Lost in performance. So what does this all have to do with health and well-being? Performing whiteness denies who we are as women of color — hearing our names bungled; seeing our stories essentialized, denied or whitewashed; hiding our truths from shame or fear — all of this eats away at our core. This denial of our authentic selves, coupled with the scarcity mentality and a competitive culture, wears us down.
Navigating white supremacist institutions while focused on inclusion and equity is a long and weary road. Burnout is common, but recognition of it is not. We use euphemisms like tired, stressed, overwhelmed. All these are true, but what we also feel is underestimated, undervalued, under resourced. In 2019, Race to Lead, reported on women of color in the nonprofit sector, documenting exactly this.
Many of us are embedded in the media/nonprofit/philanthropic industrial complexes even as we are trying to change the very culture that created that complex. We’re struggling to ensure our organizations’ sustainability within the constraints of the system as it exists today — the hamster wheel of conferences and seeing and being seen, foundation opaqueness, the creation and preservation of celebrity leaders, donor cultivation that can feel inauthentic. And these are just external factors. Within our organizations, we grapple with a range of management challenges also rooted in scarcity thinking, competitiveness and inadequacy.

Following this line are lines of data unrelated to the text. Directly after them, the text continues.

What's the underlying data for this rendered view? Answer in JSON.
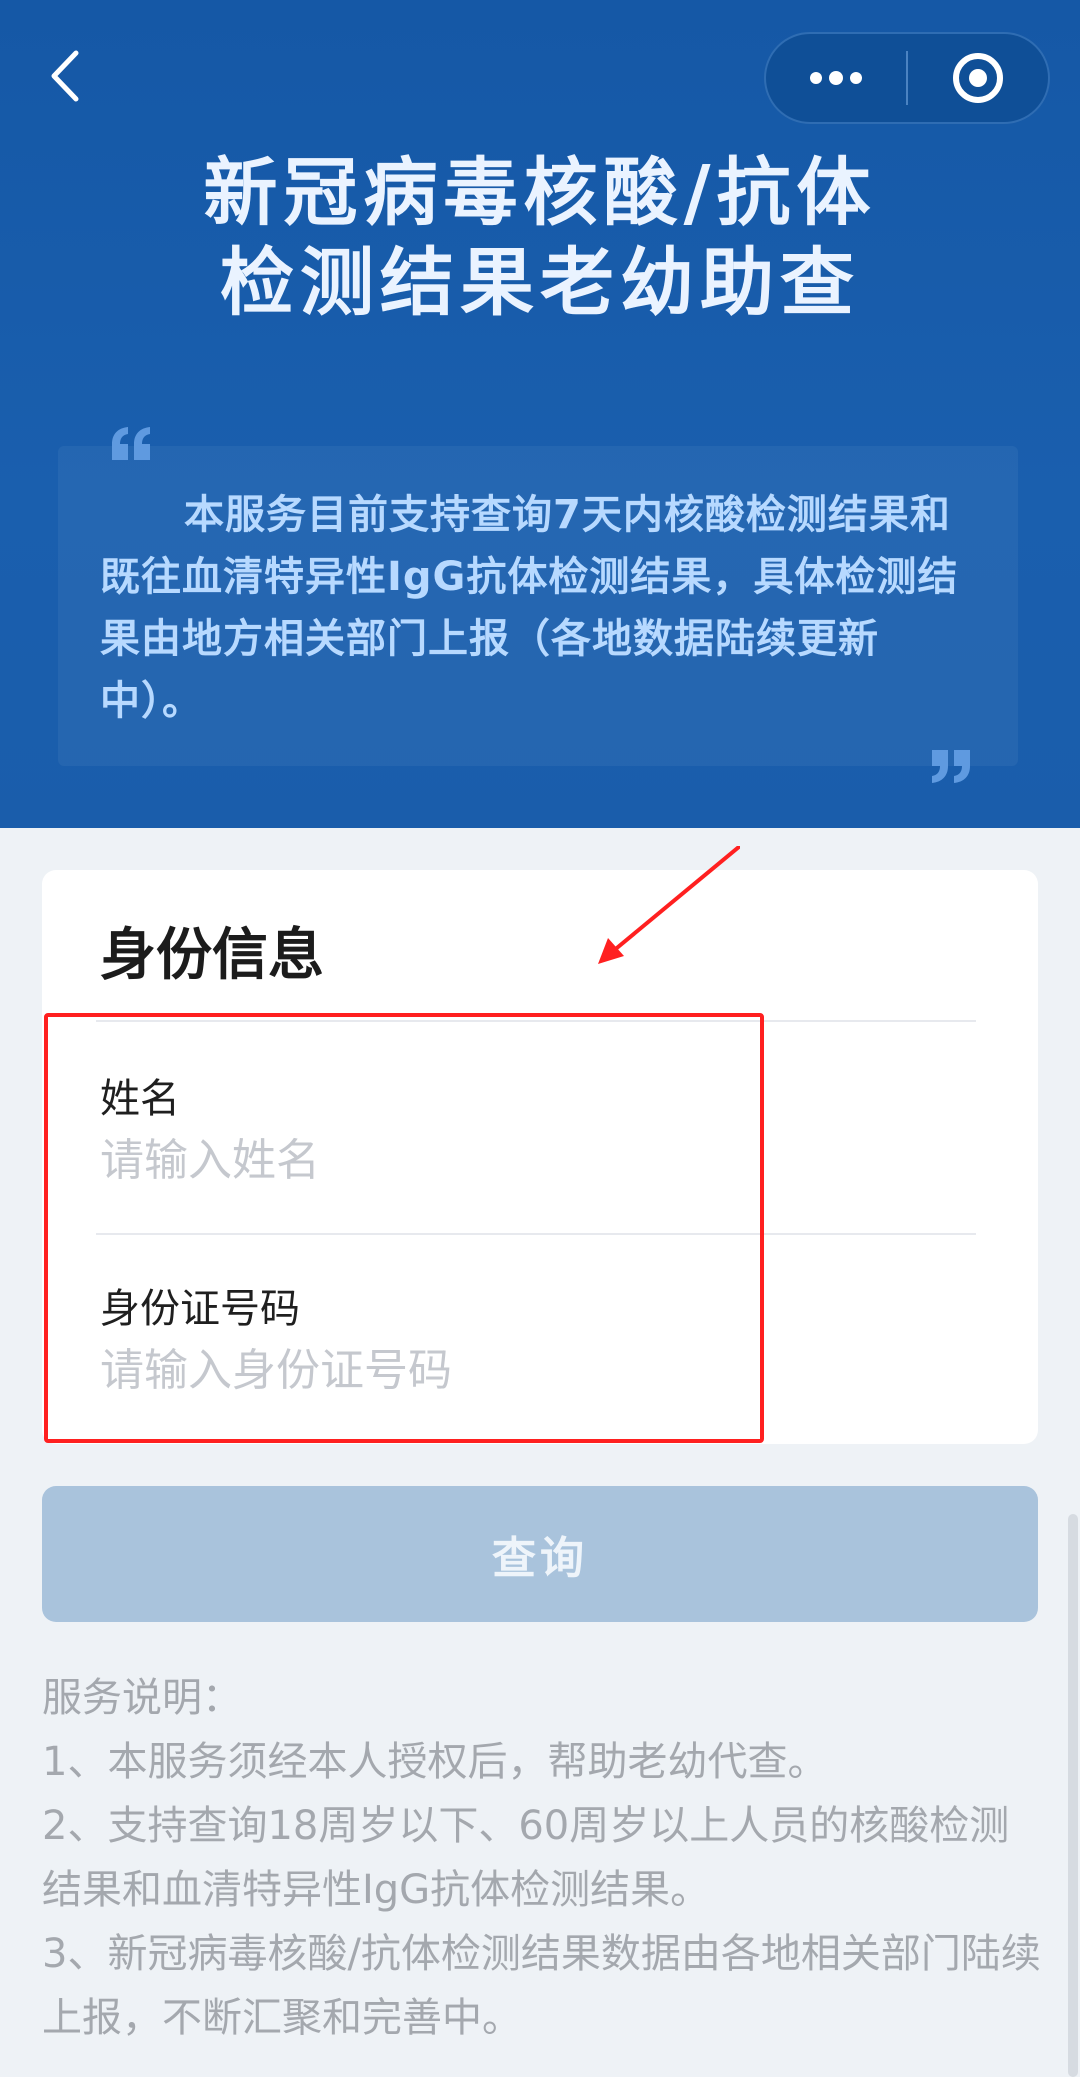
{
  "header": {
    "title_line1": "新冠病毒核酸/抗体",
    "title_line2": "检测结果老幼助查"
  },
  "intro": {
    "text": "本服务目前支持查询7天内核酸检测结果和既往血清特异性IgG抗体检测结果，具体检测结果由地方相关部门上报（各地数据陆续更新中）。"
  },
  "form": {
    "title": "身份信息",
    "name_label": "姓名",
    "name_placeholder": "请输入姓名",
    "name_value": "",
    "id_label": "身份证号码",
    "id_placeholder": "请输入身份证号码",
    "id_value": ""
  },
  "query_button": "查询",
  "service_notes": {
    "heading": "服务说明：",
    "items": [
      "1、本服务须经本人授权后，帮助老幼代查。",
      "2、支持查询18周岁以下、60周岁以上人员的核酸检测结果和血清特异性IgG抗体检测结果。",
      "3、新冠病毒核酸/抗体检测结果数据由各地相关部门陆续上报，不断汇聚和完善中。"
    ]
  },
  "icons": {
    "back": "chevron-left-icon",
    "more": "more-dots-icon",
    "close": "target-circle-icon",
    "quote_open": "quote-open-icon",
    "quote_close": "quote-close-icon"
  },
  "colors": {
    "header_bg": "#1a5dab",
    "button_disabled": "#a9c3dc",
    "annotation_red": "#ff2020"
  }
}
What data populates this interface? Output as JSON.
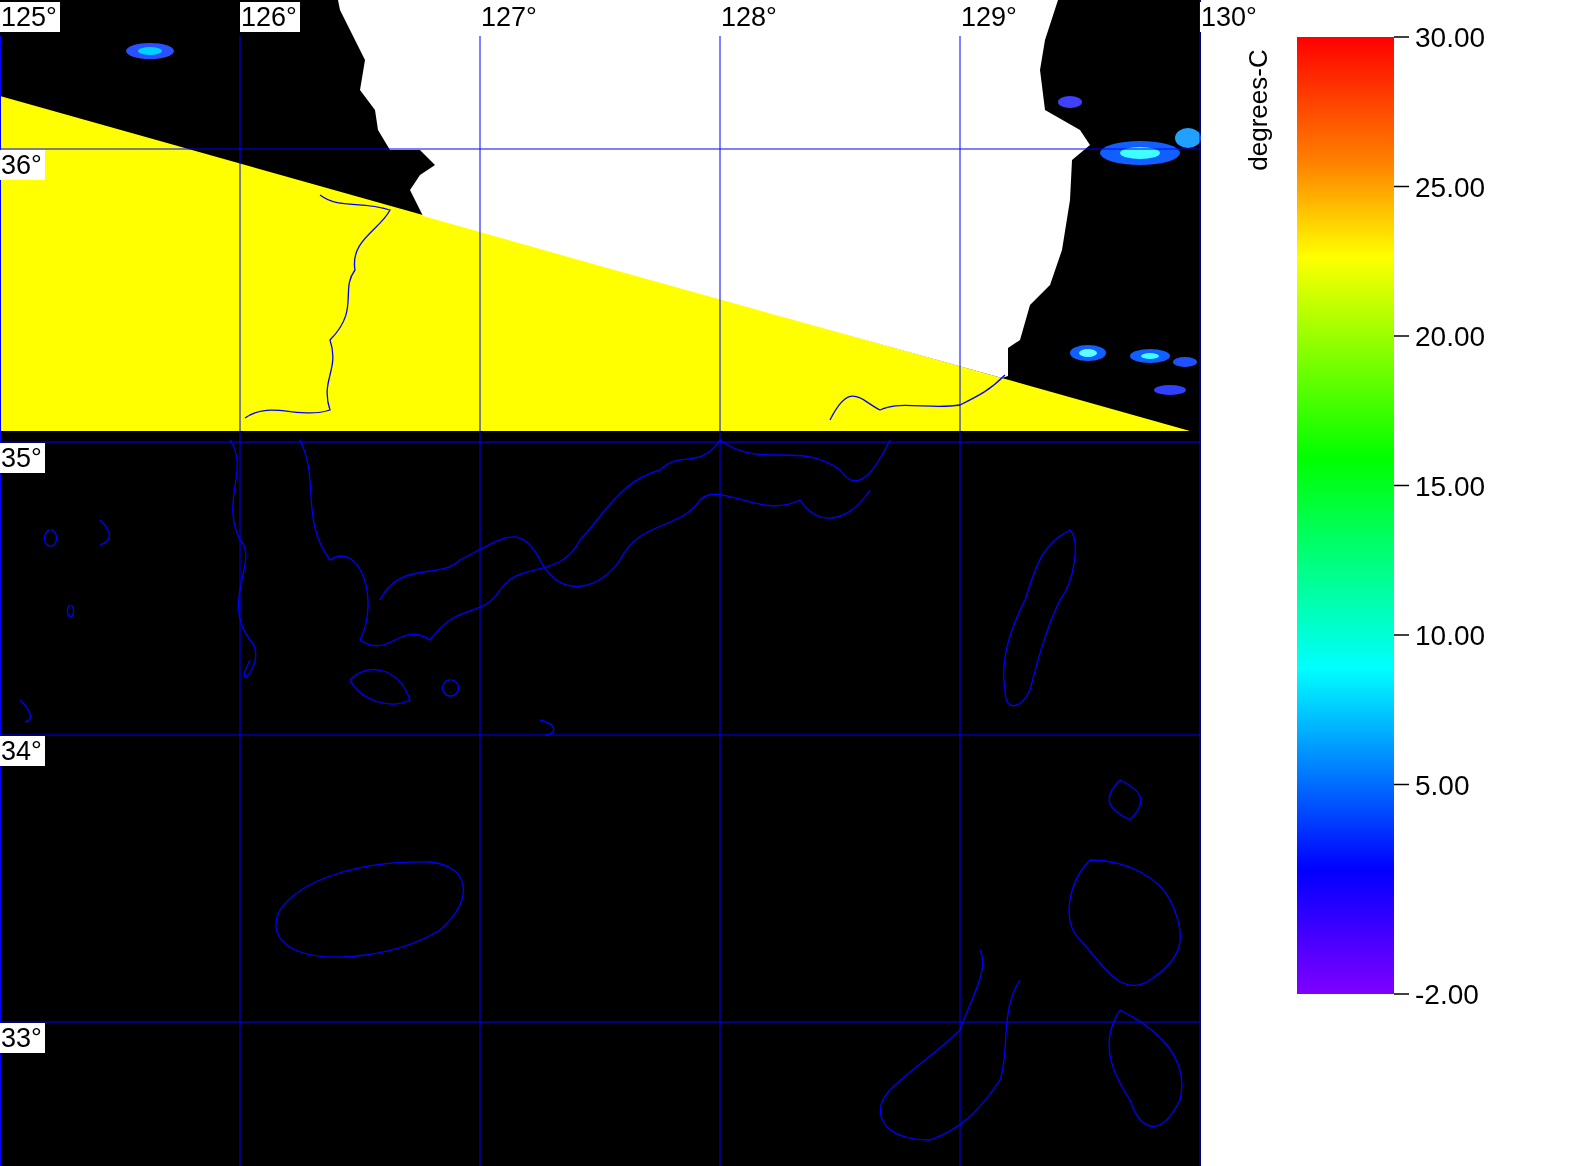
{
  "map": {
    "longitude_labels": [
      "125°",
      "126°",
      "127°",
      "128°",
      "129°",
      "130°"
    ],
    "latitude_labels": [
      "36°",
      "35°",
      "34°",
      "33°"
    ]
  },
  "colorbar": {
    "title": "degrees-C",
    "tick_labels": [
      "30.00",
      "25.00",
      "20.00",
      "15.00",
      "10.00",
      "5.00",
      "-2.00"
    ]
  }
}
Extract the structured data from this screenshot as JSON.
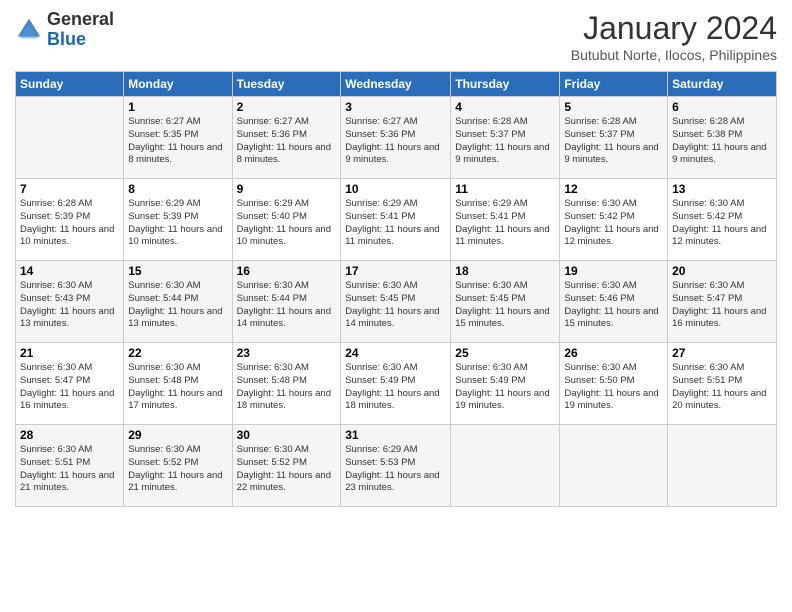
{
  "logo": {
    "general": "General",
    "blue": "Blue"
  },
  "header": {
    "month": "January 2024",
    "location": "Butubut Norte, Ilocos, Philippines"
  },
  "days_of_week": [
    "Sunday",
    "Monday",
    "Tuesday",
    "Wednesday",
    "Thursday",
    "Friday",
    "Saturday"
  ],
  "weeks": [
    [
      {
        "day": "",
        "sunrise": "",
        "sunset": "",
        "daylight": ""
      },
      {
        "day": "1",
        "sunrise": "Sunrise: 6:27 AM",
        "sunset": "Sunset: 5:35 PM",
        "daylight": "Daylight: 11 hours and 8 minutes."
      },
      {
        "day": "2",
        "sunrise": "Sunrise: 6:27 AM",
        "sunset": "Sunset: 5:36 PM",
        "daylight": "Daylight: 11 hours and 8 minutes."
      },
      {
        "day": "3",
        "sunrise": "Sunrise: 6:27 AM",
        "sunset": "Sunset: 5:36 PM",
        "daylight": "Daylight: 11 hours and 9 minutes."
      },
      {
        "day": "4",
        "sunrise": "Sunrise: 6:28 AM",
        "sunset": "Sunset: 5:37 PM",
        "daylight": "Daylight: 11 hours and 9 minutes."
      },
      {
        "day": "5",
        "sunrise": "Sunrise: 6:28 AM",
        "sunset": "Sunset: 5:37 PM",
        "daylight": "Daylight: 11 hours and 9 minutes."
      },
      {
        "day": "6",
        "sunrise": "Sunrise: 6:28 AM",
        "sunset": "Sunset: 5:38 PM",
        "daylight": "Daylight: 11 hours and 9 minutes."
      }
    ],
    [
      {
        "day": "7",
        "sunrise": "Sunrise: 6:28 AM",
        "sunset": "Sunset: 5:39 PM",
        "daylight": "Daylight: 11 hours and 10 minutes."
      },
      {
        "day": "8",
        "sunrise": "Sunrise: 6:29 AM",
        "sunset": "Sunset: 5:39 PM",
        "daylight": "Daylight: 11 hours and 10 minutes."
      },
      {
        "day": "9",
        "sunrise": "Sunrise: 6:29 AM",
        "sunset": "Sunset: 5:40 PM",
        "daylight": "Daylight: 11 hours and 10 minutes."
      },
      {
        "day": "10",
        "sunrise": "Sunrise: 6:29 AM",
        "sunset": "Sunset: 5:41 PM",
        "daylight": "Daylight: 11 hours and 11 minutes."
      },
      {
        "day": "11",
        "sunrise": "Sunrise: 6:29 AM",
        "sunset": "Sunset: 5:41 PM",
        "daylight": "Daylight: 11 hours and 11 minutes."
      },
      {
        "day": "12",
        "sunrise": "Sunrise: 6:30 AM",
        "sunset": "Sunset: 5:42 PM",
        "daylight": "Daylight: 11 hours and 12 minutes."
      },
      {
        "day": "13",
        "sunrise": "Sunrise: 6:30 AM",
        "sunset": "Sunset: 5:42 PM",
        "daylight": "Daylight: 11 hours and 12 minutes."
      }
    ],
    [
      {
        "day": "14",
        "sunrise": "Sunrise: 6:30 AM",
        "sunset": "Sunset: 5:43 PM",
        "daylight": "Daylight: 11 hours and 13 minutes."
      },
      {
        "day": "15",
        "sunrise": "Sunrise: 6:30 AM",
        "sunset": "Sunset: 5:44 PM",
        "daylight": "Daylight: 11 hours and 13 minutes."
      },
      {
        "day": "16",
        "sunrise": "Sunrise: 6:30 AM",
        "sunset": "Sunset: 5:44 PM",
        "daylight": "Daylight: 11 hours and 14 minutes."
      },
      {
        "day": "17",
        "sunrise": "Sunrise: 6:30 AM",
        "sunset": "Sunset: 5:45 PM",
        "daylight": "Daylight: 11 hours and 14 minutes."
      },
      {
        "day": "18",
        "sunrise": "Sunrise: 6:30 AM",
        "sunset": "Sunset: 5:45 PM",
        "daylight": "Daylight: 11 hours and 15 minutes."
      },
      {
        "day": "19",
        "sunrise": "Sunrise: 6:30 AM",
        "sunset": "Sunset: 5:46 PM",
        "daylight": "Daylight: 11 hours and 15 minutes."
      },
      {
        "day": "20",
        "sunrise": "Sunrise: 6:30 AM",
        "sunset": "Sunset: 5:47 PM",
        "daylight": "Daylight: 11 hours and 16 minutes."
      }
    ],
    [
      {
        "day": "21",
        "sunrise": "Sunrise: 6:30 AM",
        "sunset": "Sunset: 5:47 PM",
        "daylight": "Daylight: 11 hours and 16 minutes."
      },
      {
        "day": "22",
        "sunrise": "Sunrise: 6:30 AM",
        "sunset": "Sunset: 5:48 PM",
        "daylight": "Daylight: 11 hours and 17 minutes."
      },
      {
        "day": "23",
        "sunrise": "Sunrise: 6:30 AM",
        "sunset": "Sunset: 5:48 PM",
        "daylight": "Daylight: 11 hours and 18 minutes."
      },
      {
        "day": "24",
        "sunrise": "Sunrise: 6:30 AM",
        "sunset": "Sunset: 5:49 PM",
        "daylight": "Daylight: 11 hours and 18 minutes."
      },
      {
        "day": "25",
        "sunrise": "Sunrise: 6:30 AM",
        "sunset": "Sunset: 5:49 PM",
        "daylight": "Daylight: 11 hours and 19 minutes."
      },
      {
        "day": "26",
        "sunrise": "Sunrise: 6:30 AM",
        "sunset": "Sunset: 5:50 PM",
        "daylight": "Daylight: 11 hours and 19 minutes."
      },
      {
        "day": "27",
        "sunrise": "Sunrise: 6:30 AM",
        "sunset": "Sunset: 5:51 PM",
        "daylight": "Daylight: 11 hours and 20 minutes."
      }
    ],
    [
      {
        "day": "28",
        "sunrise": "Sunrise: 6:30 AM",
        "sunset": "Sunset: 5:51 PM",
        "daylight": "Daylight: 11 hours and 21 minutes."
      },
      {
        "day": "29",
        "sunrise": "Sunrise: 6:30 AM",
        "sunset": "Sunset: 5:52 PM",
        "daylight": "Daylight: 11 hours and 21 minutes."
      },
      {
        "day": "30",
        "sunrise": "Sunrise: 6:30 AM",
        "sunset": "Sunset: 5:52 PM",
        "daylight": "Daylight: 11 hours and 22 minutes."
      },
      {
        "day": "31",
        "sunrise": "Sunrise: 6:29 AM",
        "sunset": "Sunset: 5:53 PM",
        "daylight": "Daylight: 11 hours and 23 minutes."
      },
      {
        "day": "",
        "sunrise": "",
        "sunset": "",
        "daylight": ""
      },
      {
        "day": "",
        "sunrise": "",
        "sunset": "",
        "daylight": ""
      },
      {
        "day": "",
        "sunrise": "",
        "sunset": "",
        "daylight": ""
      }
    ]
  ]
}
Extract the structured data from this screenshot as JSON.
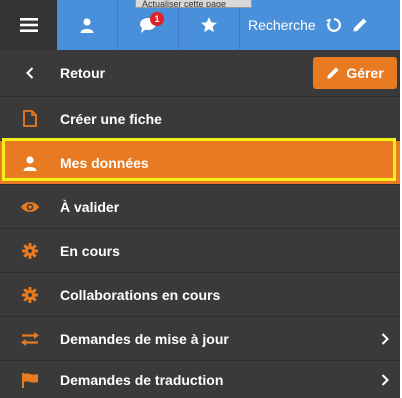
{
  "toolbar": {
    "tooltip": "Actualiser cette page",
    "notification_count": "1",
    "search_label": "Recherche"
  },
  "back": {
    "label": "Retour",
    "manage_label": "Gérer"
  },
  "menu": {
    "items": [
      {
        "label": "Créer une fiche",
        "icon": "file-icon"
      },
      {
        "label": "Mes données",
        "icon": "user-icon",
        "active": true
      },
      {
        "label": "À valider",
        "icon": "eye-icon"
      },
      {
        "label": "En cours",
        "icon": "gear-icon"
      },
      {
        "label": "Collaborations en cours",
        "icon": "gear-icon"
      },
      {
        "label": "Demandes de mise à jour",
        "icon": "exchange-arrows-icon",
        "has_submenu": true
      },
      {
        "label": "Demandes de traduction",
        "icon": "flag-icon",
        "has_submenu": true
      }
    ]
  },
  "colors": {
    "accent": "#e87a22",
    "toolbar_blue": "#4a8fd9",
    "panel_bg": "#3a3a3a",
    "highlight": "#f5f018"
  }
}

A new way forward. No one appreciates the urgency of now more than Black, indigenous, immigrant and refugee women, whose suffering from both misogyny and xenophobia have increased under the Trump administration. It feels like we can’t slow down, or pull back.
But we can’t keep playing a game in which the rules are rigged against us. Instead, we must commit to valuing ourselves and our time in ways that feel uncomfortable at first but can lead to a shift in culture more generally, and to embracing our self-worth more specifically.
For me, this entails stepping off the treadmill and stepping into more spaces of solidarity.
Stepping off the treadmill. We can refuse to participate in the culture of seeing and being seen. High-profile events and glamorous conferences often just create a false sense of urgency, drain energy or fan celebrity flames. While uncomfortable at first, it can become second nature to turn down invitations to spaces that are tokenizing or not offering a platform that showcases the full power of our work (for example, here’s a breakout session at the very end of the conference where you can briefly talk about immigrant political power).
Spaces for solidarity. Spending more time in the company of women leaders has become my primary form of self care. This is not systemic change, but supporting each other is a crucial first step to breaking down those feelings of being underestimated and undervalued. In one group I belong to, we support each other in person and through group texts and accountability centered on valuing ourselves and our time. Often, the role we play is a “gut check” — did I do or say the right thing?
In the long term, women of color will create the America we can be. In the short term, we must affirm one another, linking arms as we stand at the frontlines of the battle for our very humanity. Our survival depends on us.
Restless citizen. Writer, speaker, advocate. Check out my book People Like Us — https://bit.ly/2Odt3SK